The men in this photo and their compatriots across the radio and TV dials helped bring those diversions closer. Maybe more than in other cities, Buffalo’s sports guys have always been among the most popular broadcasters, as they seemed like one of us while helping to bring us closer to heroes on the court, on the field, in the ring, and on the ice through their work.
With the smooth melodious voice of a classic announcer, Ward Fenton joined WBEN as a radio news man in 1941. After serving in World War II, he returned to the station and was named chief announcer in 1947. He was also heard as the announcer on the NBC network program Mr. IQ, which originated from Shea’s Buffalo Theater for a national audience.
His fluency in French, German, and Italian made him a natural for decades’ worth of announcing classical music programs, especially on WBEN-FM.
When Ch.4 signed on, he was the station’s weekend weatherman, and by the 1960s, was regularly seen in front of the weather map in living rooms all over Western New York, with his forecasts sponsored by the Charles R. Turner Company.

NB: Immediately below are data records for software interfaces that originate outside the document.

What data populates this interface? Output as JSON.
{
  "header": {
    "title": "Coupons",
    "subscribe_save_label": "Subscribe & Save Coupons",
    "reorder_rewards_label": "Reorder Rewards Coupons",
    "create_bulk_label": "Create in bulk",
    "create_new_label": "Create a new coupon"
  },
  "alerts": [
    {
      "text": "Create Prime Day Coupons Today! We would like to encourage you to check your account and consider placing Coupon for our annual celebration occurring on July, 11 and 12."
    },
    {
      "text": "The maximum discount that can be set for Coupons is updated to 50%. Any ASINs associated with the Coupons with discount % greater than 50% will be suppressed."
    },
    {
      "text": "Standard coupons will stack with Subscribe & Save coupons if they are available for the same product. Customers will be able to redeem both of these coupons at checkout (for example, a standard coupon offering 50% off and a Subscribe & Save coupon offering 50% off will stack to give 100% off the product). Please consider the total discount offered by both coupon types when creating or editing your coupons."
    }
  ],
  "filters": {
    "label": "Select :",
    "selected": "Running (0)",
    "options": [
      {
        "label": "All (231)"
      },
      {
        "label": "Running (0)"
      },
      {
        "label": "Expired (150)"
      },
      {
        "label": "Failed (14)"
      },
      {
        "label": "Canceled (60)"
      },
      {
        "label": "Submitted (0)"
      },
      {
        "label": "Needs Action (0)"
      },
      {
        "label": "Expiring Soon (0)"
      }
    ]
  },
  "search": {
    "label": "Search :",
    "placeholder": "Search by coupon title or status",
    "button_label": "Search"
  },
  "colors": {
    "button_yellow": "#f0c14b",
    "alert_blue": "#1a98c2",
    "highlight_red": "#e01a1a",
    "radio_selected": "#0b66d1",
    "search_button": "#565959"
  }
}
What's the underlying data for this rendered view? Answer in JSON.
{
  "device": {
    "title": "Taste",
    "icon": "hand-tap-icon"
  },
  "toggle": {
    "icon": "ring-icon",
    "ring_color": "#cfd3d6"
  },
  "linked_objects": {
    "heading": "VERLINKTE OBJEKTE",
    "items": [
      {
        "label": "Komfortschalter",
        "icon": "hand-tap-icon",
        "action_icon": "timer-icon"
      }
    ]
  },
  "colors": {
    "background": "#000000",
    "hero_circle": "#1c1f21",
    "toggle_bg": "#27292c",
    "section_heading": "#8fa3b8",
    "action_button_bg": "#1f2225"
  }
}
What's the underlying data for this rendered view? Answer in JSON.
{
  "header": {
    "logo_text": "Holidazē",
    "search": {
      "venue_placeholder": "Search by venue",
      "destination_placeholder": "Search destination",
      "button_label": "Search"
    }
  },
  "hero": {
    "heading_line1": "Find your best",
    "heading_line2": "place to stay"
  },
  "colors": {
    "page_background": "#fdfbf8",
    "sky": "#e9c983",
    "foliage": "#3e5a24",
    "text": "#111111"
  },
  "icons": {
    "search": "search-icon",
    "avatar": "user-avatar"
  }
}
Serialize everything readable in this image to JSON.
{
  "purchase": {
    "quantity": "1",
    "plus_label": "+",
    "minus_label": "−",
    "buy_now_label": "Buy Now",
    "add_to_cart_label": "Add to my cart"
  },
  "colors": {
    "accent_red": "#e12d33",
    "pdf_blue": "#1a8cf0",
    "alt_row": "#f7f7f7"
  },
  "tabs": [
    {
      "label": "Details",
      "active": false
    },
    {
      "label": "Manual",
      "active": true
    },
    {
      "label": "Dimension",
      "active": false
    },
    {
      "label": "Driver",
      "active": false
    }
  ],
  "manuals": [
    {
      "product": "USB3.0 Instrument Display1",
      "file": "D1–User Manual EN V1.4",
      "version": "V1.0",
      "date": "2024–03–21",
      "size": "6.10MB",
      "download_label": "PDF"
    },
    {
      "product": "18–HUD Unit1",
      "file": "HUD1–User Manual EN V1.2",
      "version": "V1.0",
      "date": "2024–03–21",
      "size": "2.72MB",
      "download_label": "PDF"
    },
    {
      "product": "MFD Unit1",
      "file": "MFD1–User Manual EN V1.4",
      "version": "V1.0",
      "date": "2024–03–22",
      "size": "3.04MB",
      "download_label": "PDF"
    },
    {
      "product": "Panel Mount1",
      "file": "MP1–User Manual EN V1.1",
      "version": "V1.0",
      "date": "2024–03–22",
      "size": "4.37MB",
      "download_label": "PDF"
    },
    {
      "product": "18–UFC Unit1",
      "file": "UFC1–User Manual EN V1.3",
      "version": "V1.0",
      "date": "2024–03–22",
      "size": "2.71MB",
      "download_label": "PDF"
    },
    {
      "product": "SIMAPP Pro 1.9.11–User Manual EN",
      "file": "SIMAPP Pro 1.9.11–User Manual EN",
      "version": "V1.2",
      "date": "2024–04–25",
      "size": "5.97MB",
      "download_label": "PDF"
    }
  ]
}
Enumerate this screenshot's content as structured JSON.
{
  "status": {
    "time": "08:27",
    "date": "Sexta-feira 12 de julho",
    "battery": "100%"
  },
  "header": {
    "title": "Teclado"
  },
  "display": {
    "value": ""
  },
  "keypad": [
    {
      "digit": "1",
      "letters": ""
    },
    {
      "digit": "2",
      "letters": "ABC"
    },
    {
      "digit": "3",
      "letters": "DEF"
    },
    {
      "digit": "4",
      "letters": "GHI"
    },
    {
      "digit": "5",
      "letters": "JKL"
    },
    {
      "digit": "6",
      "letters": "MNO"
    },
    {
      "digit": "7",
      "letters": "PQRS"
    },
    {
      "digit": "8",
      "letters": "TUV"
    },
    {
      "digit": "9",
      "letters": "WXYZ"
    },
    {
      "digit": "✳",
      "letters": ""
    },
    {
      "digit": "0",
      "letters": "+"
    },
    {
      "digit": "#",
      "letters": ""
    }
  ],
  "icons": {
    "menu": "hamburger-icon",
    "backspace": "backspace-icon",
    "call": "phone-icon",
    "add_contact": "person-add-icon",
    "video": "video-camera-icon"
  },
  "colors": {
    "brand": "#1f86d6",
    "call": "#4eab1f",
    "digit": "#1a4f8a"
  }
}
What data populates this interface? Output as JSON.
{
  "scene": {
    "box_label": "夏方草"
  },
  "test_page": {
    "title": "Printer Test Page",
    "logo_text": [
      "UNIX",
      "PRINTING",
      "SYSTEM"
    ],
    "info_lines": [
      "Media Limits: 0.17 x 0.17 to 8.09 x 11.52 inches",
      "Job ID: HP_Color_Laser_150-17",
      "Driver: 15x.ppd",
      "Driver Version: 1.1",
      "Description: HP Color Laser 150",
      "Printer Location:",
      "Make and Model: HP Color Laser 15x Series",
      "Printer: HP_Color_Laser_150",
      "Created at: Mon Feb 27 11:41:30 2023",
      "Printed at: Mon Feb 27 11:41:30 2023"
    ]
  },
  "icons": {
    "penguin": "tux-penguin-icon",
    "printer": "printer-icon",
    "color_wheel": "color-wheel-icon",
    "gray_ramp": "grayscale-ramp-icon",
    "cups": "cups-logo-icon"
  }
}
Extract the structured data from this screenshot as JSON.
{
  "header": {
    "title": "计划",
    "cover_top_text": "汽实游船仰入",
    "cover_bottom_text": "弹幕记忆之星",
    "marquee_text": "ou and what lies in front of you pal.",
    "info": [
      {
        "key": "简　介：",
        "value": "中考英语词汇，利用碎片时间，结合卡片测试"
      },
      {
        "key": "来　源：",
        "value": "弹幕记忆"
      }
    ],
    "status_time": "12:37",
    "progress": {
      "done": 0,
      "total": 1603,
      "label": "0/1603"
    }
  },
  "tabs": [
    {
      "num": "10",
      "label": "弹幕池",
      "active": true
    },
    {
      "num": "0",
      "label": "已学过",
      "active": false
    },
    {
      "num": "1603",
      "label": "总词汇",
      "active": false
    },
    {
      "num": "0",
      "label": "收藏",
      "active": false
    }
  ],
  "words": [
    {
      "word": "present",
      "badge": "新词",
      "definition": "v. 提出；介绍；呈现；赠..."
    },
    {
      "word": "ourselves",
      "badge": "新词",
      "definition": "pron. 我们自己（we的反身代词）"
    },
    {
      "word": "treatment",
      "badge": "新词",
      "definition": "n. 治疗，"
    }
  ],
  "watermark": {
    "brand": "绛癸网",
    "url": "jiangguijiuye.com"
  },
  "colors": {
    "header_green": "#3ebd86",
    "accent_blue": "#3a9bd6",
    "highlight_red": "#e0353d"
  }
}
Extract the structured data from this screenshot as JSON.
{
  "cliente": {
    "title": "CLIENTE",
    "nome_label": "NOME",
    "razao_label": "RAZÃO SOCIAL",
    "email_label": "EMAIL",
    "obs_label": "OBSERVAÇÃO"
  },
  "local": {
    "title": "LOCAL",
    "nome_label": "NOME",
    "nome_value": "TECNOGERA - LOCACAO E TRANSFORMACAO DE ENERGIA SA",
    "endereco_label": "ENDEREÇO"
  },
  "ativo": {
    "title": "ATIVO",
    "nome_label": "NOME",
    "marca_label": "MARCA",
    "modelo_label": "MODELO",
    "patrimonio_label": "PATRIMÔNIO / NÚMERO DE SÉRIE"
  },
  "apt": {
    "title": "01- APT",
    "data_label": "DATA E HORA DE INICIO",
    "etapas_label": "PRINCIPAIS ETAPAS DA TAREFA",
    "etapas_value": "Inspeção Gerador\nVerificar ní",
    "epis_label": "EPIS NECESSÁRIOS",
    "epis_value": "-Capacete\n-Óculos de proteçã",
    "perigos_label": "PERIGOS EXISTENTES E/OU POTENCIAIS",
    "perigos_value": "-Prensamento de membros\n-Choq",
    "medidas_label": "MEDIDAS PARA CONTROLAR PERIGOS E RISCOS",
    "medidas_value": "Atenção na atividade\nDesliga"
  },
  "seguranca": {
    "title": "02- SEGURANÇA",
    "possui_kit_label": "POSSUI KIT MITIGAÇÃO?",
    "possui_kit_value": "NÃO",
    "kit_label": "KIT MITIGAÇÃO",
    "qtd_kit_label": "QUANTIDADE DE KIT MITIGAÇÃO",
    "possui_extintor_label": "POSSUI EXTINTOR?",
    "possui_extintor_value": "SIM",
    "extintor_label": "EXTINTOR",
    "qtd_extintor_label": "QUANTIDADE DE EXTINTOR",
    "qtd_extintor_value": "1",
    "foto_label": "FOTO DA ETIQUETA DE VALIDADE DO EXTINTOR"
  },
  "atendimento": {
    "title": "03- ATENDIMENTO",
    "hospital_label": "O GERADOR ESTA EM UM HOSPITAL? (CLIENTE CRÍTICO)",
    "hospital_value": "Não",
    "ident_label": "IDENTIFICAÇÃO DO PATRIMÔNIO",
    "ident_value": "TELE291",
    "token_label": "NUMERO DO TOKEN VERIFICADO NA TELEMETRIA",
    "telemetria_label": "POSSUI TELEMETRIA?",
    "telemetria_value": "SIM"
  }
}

His segments were bookended with a memorable film clip showing trucks at the Turner’s company garages. At the beginning of the weather segment, the trucks headed out onto the street, and then after the weather forecast, the same film ran in reverse, with the trucks appearing to back into the garage.
Fenton became Ch.4’s Chief Announcer in 1967, and retired in 1975.
Harry Webb anchors a WBEN-TV newscast sponsored by Esso, and interviews Massachusetts Senator John F. Kennedy on a visit to Buffalo in 1958.
This page is an excerpt from 100 Years of Buffalo Broadcasting by Steve Cichon
The full text of the book is now online.
The original 436-page book is available along with Steve’s other books online at The Buffalo Stories Bookstore and from fine booksellers around Western New York.
©2020, 2021 Buffalo Stories LLC, staffannouncer.com, and Steve Cichon